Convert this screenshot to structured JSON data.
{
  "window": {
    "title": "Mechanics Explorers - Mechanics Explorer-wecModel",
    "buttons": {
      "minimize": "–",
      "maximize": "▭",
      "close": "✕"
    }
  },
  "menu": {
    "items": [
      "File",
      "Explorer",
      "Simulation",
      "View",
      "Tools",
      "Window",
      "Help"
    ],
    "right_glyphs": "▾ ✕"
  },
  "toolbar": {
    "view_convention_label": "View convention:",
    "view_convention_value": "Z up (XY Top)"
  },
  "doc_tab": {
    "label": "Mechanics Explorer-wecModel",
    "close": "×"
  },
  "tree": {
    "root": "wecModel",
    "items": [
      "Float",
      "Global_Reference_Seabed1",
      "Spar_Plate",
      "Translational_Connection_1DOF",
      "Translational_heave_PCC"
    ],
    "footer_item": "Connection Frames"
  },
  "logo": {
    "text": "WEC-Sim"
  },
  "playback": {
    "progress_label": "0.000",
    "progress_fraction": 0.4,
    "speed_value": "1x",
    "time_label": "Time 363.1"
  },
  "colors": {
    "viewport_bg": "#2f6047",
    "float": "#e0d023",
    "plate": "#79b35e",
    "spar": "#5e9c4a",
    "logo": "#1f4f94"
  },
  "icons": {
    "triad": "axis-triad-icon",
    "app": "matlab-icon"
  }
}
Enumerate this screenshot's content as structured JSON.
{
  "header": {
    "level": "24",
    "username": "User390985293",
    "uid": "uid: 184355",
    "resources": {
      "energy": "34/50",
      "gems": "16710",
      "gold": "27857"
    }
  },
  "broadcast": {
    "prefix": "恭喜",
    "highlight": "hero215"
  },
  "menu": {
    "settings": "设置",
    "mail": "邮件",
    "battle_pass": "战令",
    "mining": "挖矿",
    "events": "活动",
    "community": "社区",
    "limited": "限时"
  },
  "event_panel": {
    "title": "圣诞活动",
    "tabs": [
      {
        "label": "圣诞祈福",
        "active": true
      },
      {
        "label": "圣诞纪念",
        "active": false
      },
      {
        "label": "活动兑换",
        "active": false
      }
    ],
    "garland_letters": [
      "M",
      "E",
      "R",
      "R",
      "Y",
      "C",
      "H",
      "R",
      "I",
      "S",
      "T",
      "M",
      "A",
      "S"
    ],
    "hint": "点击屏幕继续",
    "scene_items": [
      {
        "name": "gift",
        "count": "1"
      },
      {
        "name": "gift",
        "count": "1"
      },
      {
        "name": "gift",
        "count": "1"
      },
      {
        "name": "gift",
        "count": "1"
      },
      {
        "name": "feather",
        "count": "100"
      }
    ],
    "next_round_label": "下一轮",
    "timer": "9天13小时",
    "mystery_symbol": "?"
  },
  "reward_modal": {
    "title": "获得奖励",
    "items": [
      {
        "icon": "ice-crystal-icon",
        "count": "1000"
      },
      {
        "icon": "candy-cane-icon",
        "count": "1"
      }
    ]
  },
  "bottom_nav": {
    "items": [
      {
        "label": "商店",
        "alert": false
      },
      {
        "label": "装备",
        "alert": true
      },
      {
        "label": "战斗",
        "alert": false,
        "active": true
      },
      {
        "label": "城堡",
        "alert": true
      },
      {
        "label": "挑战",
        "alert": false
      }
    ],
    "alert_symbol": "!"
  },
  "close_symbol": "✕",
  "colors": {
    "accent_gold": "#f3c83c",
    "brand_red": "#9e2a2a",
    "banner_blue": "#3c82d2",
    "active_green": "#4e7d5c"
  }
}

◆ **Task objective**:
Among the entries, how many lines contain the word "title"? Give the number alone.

◆ **Answer to this exercise**:
3